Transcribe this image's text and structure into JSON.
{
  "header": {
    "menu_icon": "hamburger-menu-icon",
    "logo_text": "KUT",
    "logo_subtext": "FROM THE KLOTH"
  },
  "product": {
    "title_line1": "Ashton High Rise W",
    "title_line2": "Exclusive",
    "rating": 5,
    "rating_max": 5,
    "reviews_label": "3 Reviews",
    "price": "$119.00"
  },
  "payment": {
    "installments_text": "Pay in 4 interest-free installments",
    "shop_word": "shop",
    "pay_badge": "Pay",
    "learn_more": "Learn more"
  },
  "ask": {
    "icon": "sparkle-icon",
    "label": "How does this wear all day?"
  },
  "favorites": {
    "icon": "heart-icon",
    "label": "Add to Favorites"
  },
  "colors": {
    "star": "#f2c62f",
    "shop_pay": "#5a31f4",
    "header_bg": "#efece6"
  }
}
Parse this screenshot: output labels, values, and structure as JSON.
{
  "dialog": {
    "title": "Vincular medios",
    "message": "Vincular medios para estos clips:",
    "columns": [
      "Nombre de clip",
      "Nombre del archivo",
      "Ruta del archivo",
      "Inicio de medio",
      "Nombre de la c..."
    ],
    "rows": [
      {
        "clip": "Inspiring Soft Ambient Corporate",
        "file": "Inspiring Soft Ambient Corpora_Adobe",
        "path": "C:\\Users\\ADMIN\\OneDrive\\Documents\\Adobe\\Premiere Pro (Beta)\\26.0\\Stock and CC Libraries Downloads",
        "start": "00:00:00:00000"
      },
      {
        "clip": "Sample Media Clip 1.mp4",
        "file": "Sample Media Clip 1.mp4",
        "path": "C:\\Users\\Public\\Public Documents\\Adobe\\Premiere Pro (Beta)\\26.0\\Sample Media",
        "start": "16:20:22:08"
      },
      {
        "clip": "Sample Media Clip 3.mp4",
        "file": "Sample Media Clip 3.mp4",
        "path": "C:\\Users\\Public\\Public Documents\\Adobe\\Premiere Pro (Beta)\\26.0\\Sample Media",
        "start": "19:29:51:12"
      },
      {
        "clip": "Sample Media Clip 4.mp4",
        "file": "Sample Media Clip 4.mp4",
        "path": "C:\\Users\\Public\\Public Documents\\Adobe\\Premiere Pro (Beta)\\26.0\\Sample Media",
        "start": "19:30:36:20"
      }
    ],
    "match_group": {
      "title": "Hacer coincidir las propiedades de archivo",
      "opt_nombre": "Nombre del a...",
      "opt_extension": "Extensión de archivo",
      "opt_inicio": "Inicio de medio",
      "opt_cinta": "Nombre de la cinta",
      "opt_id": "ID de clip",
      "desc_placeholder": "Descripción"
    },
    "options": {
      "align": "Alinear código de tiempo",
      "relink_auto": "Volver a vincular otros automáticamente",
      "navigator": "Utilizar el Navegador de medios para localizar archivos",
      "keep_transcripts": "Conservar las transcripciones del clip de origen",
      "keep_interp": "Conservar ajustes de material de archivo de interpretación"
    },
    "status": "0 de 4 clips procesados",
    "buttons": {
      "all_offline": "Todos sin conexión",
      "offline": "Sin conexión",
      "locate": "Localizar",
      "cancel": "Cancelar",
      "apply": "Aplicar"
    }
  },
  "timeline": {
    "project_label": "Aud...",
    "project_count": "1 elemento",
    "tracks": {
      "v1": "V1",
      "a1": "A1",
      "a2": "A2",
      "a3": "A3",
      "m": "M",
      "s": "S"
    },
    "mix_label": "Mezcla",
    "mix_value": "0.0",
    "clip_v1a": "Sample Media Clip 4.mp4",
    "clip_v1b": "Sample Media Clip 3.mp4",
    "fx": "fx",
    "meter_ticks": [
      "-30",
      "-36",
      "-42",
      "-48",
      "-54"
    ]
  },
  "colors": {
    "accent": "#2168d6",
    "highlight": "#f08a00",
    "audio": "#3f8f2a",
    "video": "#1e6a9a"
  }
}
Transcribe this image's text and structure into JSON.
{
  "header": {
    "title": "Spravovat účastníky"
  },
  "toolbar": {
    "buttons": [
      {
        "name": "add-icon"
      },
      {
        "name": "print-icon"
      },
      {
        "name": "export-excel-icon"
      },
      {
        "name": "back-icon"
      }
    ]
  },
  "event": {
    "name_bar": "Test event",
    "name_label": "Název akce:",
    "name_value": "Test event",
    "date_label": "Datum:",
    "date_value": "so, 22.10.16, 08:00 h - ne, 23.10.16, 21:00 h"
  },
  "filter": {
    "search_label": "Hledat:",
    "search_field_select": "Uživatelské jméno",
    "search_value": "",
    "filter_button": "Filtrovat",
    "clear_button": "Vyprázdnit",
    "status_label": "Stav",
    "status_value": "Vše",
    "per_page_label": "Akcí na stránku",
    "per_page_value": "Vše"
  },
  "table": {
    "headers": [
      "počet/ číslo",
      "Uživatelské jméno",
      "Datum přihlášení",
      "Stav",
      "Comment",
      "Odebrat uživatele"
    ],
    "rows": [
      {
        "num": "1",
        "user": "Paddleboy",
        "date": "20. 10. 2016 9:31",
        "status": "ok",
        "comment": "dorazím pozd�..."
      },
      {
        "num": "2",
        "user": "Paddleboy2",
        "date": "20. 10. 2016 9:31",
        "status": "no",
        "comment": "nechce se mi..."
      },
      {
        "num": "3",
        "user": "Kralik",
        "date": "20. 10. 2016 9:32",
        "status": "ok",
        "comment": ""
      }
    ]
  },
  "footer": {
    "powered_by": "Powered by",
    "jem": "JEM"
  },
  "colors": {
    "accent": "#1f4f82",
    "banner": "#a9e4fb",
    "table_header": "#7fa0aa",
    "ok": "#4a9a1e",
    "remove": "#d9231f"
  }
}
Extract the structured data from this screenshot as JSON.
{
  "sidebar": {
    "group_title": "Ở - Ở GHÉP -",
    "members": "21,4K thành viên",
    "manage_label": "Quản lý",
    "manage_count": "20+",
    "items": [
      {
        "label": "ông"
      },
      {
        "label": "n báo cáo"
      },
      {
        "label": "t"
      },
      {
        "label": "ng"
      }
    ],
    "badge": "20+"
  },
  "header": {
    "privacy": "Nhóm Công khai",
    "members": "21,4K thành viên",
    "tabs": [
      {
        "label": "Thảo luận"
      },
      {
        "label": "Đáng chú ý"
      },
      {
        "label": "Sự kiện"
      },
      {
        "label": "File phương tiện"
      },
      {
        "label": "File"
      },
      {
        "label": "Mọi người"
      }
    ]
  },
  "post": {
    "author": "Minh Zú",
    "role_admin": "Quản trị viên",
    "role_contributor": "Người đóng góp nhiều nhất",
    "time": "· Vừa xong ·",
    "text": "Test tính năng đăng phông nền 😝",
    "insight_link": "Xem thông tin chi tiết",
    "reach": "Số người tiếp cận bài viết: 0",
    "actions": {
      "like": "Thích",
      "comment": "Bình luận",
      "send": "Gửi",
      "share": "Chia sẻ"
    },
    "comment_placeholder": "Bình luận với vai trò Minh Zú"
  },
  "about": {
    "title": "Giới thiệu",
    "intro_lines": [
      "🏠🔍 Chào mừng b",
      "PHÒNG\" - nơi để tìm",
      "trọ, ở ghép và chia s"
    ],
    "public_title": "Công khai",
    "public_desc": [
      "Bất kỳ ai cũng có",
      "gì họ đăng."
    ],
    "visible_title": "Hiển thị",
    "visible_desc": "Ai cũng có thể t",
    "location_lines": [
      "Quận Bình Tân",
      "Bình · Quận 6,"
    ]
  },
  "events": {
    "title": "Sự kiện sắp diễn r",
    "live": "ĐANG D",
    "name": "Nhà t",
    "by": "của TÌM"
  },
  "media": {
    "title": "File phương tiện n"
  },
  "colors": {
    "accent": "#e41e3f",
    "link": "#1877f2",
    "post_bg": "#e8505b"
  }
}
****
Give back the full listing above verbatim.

Transcribe this image's text and structure into JSON.
{
  "header": {
    "menu_icon": "hamburger-menu-icon",
    "logo_text": "KUT",
    "logo_subtext": "FROM THE KLOTH"
  },
  "product": {
    "title_line1": "Ashton High Rise W",
    "title_line2": "Exclusive",
    "rating": 5,
    "rating_max": 5,
    "reviews_label": "3 Reviews",
    "price": "$119.00"
  },
  "payment": {
    "installments_text": "Pay in 4 interest-free installments",
    "shop_word": "shop",
    "pay_badge": "Pay",
    "learn_more": "Learn more"
  },
  "ask": {
    "icon": "sparkle-icon",
    "label": "How does this wear all day?"
  },
  "favorites": {
    "icon": "heart-icon",
    "label": "Add to Favorites"
  },
  "colors": {
    "star": "#f2c62f",
    "shop_pay": "#5a31f4",
    "header_bg": "#efece6"
  }
}
Parse this screenshot: output labels, values, and structure as JSON.
{
  "dialog": {
    "title": "Vincular medios",
    "message": "Vincular medios para estos clips:",
    "columns": [
      "Nombre de clip",
      "Nombre del archivo",
      "Ruta del archivo",
      "Inicio de medio",
      "Nombre de la c..."
    ],
    "rows": [
      {
        "clip": "Inspiring Soft Ambient Corporate",
        "file": "Inspiring Soft Ambient Corpora_Adobe",
        "path": "C:\\Users\\ADMIN\\OneDrive\\Documents\\Adobe\\Premiere Pro (Beta)\\26.0\\Stock and CC Libraries Downloads",
        "start": "00:00:00:00000"
      },
      {
        "clip": "Sample Media Clip 1.mp4",
        "file": "Sample Media Clip 1.mp4",
        "path": "C:\\Users\\Public\\Public Documents\\Adobe\\Premiere Pro (Beta)\\26.0\\Sample Media",
        "start": "16:20:22:08"
      },
      {
        "clip": "Sample Media Clip 3.mp4",
        "file": "Sample Media Clip 3.mp4",
        "path": "C:\\Users\\Public\\Public Documents\\Adobe\\Premiere Pro (Beta)\\26.0\\Sample Media",
        "start": "19:29:51:12"
      },
      {
        "clip": "Sample Media Clip 4.mp4",
        "file": "Sample Media Clip 4.mp4",
        "path": "C:\\Users\\Public\\Public Documents\\Adobe\\Premiere Pro (Beta)\\26.0\\Sample Media",
        "start": "19:30:36:20"
      }
    ],
    "match_group": {
      "title": "Hacer coincidir las propiedades de archivo",
      "opt_nombre": "Nombre del a...",
      "opt_extension": "Extensión de archivo",
      "opt_inicio": "Inicio de medio",
      "opt_cinta": "Nombre de la cinta",
      "opt_id": "ID de clip",
      "desc_placeholder": "Descripción"
    },
    "options": {
      "align": "Alinear código de tiempo",
      "relink_auto": "Volver a vincular otros automáticamente",
      "navigator": "Utilizar el Navegador de medios para localizar archivos",
      "keep_transcripts": "Conservar las transcripciones del clip de origen",
      "keep_interp": "Conservar ajustes de material de archivo de interpretación"
    },
    "status": "0 de 4 clips procesados",
    "buttons": {
      "all_offline": "Todos sin conexión",
      "offline": "Sin conexión",
      "locate": "Localizar",
      "cancel": "Cancelar",
      "apply": "Aplicar"
    }
  },
  "timeline": {
    "project_label": "Aud...",
    "project_count": "1 elemento",
    "tracks": {
      "v1": "V1",
      "a1": "A1",
      "a2": "A2",
      "a3": "A3",
      "m": "M",
      "s": "S"
    },
    "mix_label": "Mezcla",
    "mix_value": "0.0",
    "clip_v1a": "Sample Media Clip 4.mp4",
    "clip_v1b": "Sample Media Clip 3.mp4",
    "fx": "fx",
    "meter_ticks": [
      "-30",
      "-36",
      "-42",
      "-48",
      "-54"
    ]
  },
  "colors": {
    "accent": "#2168d6",
    "highlight": "#f08a00",
    "audio": "#3f8f2a",
    "video": "#1e6a9a"
  }
}
Transcribe this image's text and structure into JSON.
{
  "header": {
    "title": "Spravovat účastníky"
  },
  "toolbar": {
    "buttons": [
      {
        "name": "add-icon"
      },
      {
        "name": "print-icon"
      },
      {
        "name": "export-excel-icon"
      },
      {
        "name": "back-icon"
      }
    ]
  },
  "event": {
    "name_bar": "Test event",
    "name_label": "Název akce:",
    "name_value": "Test event",
    "date_label": "Datum:",
    "date_value": "so, 22.10.16, 08:00 h - ne, 23.10.16, 21:00 h"
  },
  "filter": {
    "search_label": "Hledat:",
    "search_field_select": "Uživatelské jméno",
    "search_value": "",
    "filter_button": "Filtrovat",
    "clear_button": "Vyprázdnit",
    "status_label": "Stav",
    "status_value": "Vše",
    "per_page_label": "Akcí na stránku",
    "per_page_value": "Vše"
  },
  "table": {
    "headers": [
      "počet/ číslo",
      "Uživatelské jméno",
      "Datum přihlášení",
      "Stav",
      "Comment",
      "Odebrat uživatele"
    ],
    "rows": [
      {
        "num": "1",
        "user": "Paddleboy",
        "date": "20. 10. 2016 9:31",
        "status": "ok",
        "comment": "dorazím pozd�..."
      },
      {
        "num": "2",
        "user": "Paddleboy2",
        "date": "20. 10. 2016 9:31",
        "status": "no",
        "comment": "nechce se mi..."
      },
      {
        "num": "3",
        "user": "Kralik",
        "date": "20. 10. 2016 9:32",
        "status": "ok",
        "comment": ""
      }
    ]
  },
  "footer": {
    "powered_by": "Powered by",
    "jem": "JEM"
  },
  "colors": {
    "accent": "#1f4f82",
    "banner": "#a9e4fb",
    "table_header": "#7fa0aa",
    "ok": "#4a9a1e",
    "remove": "#d9231f"
  }
}
Extract the structured data from this screenshot as JSON.
{
  "sidebar": {
    "group_title": "Ở - Ở GHÉP -",
    "members": "21,4K thành viên",
    "manage_label": "Quản lý",
    "manage_count": "20+",
    "items": [
      {
        "label": "ông"
      },
      {
        "label": "n báo cáo"
      },
      {
        "label": "t"
      },
      {
        "label": "ng"
      }
    ],
    "badge": "20+"
  },
  "header": {
    "privacy": "Nhóm Công khai",
    "members": "21,4K thành viên",
    "tabs": [
      {
        "label": "Thảo luận"
      },
      {
        "label": "Đáng chú ý"
      },
      {
        "label": "Sự kiện"
      },
      {
        "label": "File phương tiện"
      },
      {
        "label": "File"
      },
      {
        "label": "Mọi người"
      }
    ]
  },
  "post": {
    "author": "Minh Zú",
    "role_admin": "Quản trị viên",
    "role_contributor": "Người đóng góp nhiều nhất",
    "time": "· Vừa xong ·",
    "text": "Test tính năng đăng phông nền 😝",
    "insight_link": "Xem thông tin chi tiết",
    "reach": "Số người tiếp cận bài viết: 0",
    "actions": {
      "like": "Thích",
      "comment": "Bình luận",
      "send": "Gửi",
      "share": "Chia sẻ"
    },
    "comment_placeholder": "Bình luận với vai trò Minh Zú"
  },
  "about": {
    "title": "Giới thiệu",
    "intro_lines": [
      "🏠🔍 Chào mừng b",
      "PHÒNG\" - nơi để tìm",
      "trọ, ở ghép và chia s"
    ],
    "public_title": "Công khai",
    "public_desc": [
      "Bất kỳ ai cũng có",
      "gì họ đăng."
    ],
    "visible_title": "Hiển thị",
    "visible_desc": "Ai cũng có thể t",
    "location_lines": [
      "Quận Bình Tân",
      "Bình · Quận 6,"
    ]
  },
  "events": {
    "title": "Sự kiện sắp diễn r",
    "live": "ĐANG D",
    "name": "Nhà t",
    "by": "của TÌM"
  },
  "media": {
    "title": "File phương tiện n"
  },
  "colors": {
    "accent": "#e41e3f",
    "link": "#1877f2",
    "post_bg": "#e8505b"
  }
}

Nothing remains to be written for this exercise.